▶ _Data excerpts_
....................
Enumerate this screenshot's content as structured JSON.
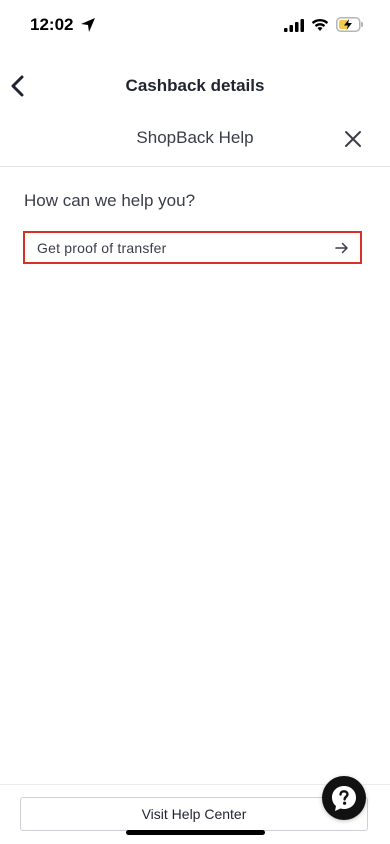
{
  "status_bar": {
    "time": "12:02",
    "icons": [
      "location-arrow-icon",
      "cellular-signal-icon",
      "wifi-icon",
      "battery-charging-icon"
    ]
  },
  "nav": {
    "title": "Cashback details",
    "back_icon": "chevron-left-icon"
  },
  "help_panel": {
    "title": "ShopBack Help",
    "close_icon": "close-icon",
    "question": "How can we help you?",
    "options": [
      {
        "label": "Get proof of transfer",
        "icon": "arrow-right-icon"
      }
    ],
    "visit_button_label": "Visit Help Center",
    "chat_icon": "help-chat-icon"
  },
  "colors": {
    "highlight_border": "#d93025",
    "text_primary": "#1f2430",
    "text_secondary": "#3a3d49",
    "chat_fab": "#111111"
  }
}
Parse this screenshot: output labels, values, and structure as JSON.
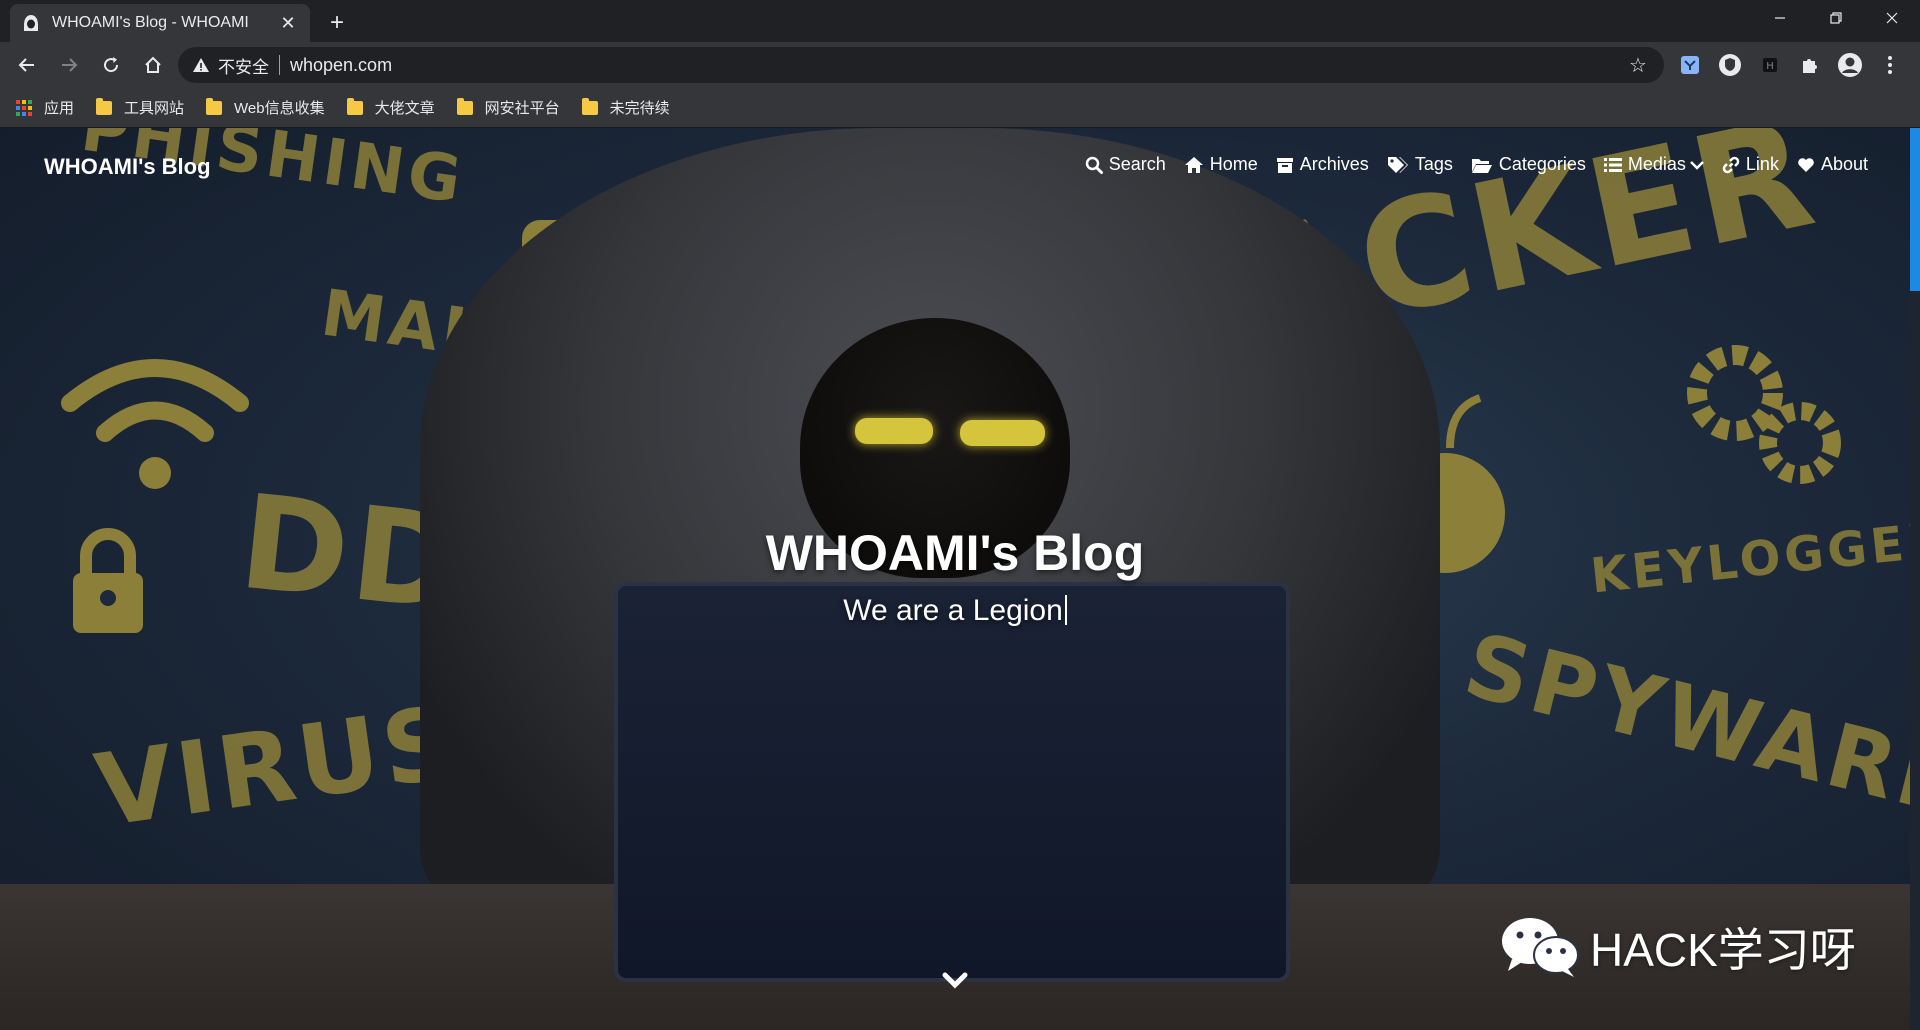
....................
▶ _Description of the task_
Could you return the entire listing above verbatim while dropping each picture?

▶ _Answer for this exercise_
Enumerate this screenshot's content as structured JSON.
{
  "status_bar": {
    "time": "12:02",
    "icons": [
      "location-arrow-icon",
      "cellular-signal-icon",
      "wifi-icon",
      "battery-charging-icon"
    ]
  },
  "nav": {
    "title": "Cashback details",
    "back_icon": "chevron-left-icon"
  },
  "help_panel": {
    "title": "ShopBack Help",
    "close_icon": "close-icon",
    "question": "How can we help you?",
    "options": [
      {
        "label": "Get proof of transfer",
        "icon": "arrow-right-icon"
      }
    ],
    "visit_button_label": "Visit Help Center",
    "chat_icon": "help-chat-icon"
  },
  "colors": {
    "highlight_border": "#d93025",
    "text_primary": "#1f2430",
    "text_secondary": "#3a3d49",
    "chat_fab": "#111111"
  }
}
Parse this screenshot: output labels, values, and structure as JSON.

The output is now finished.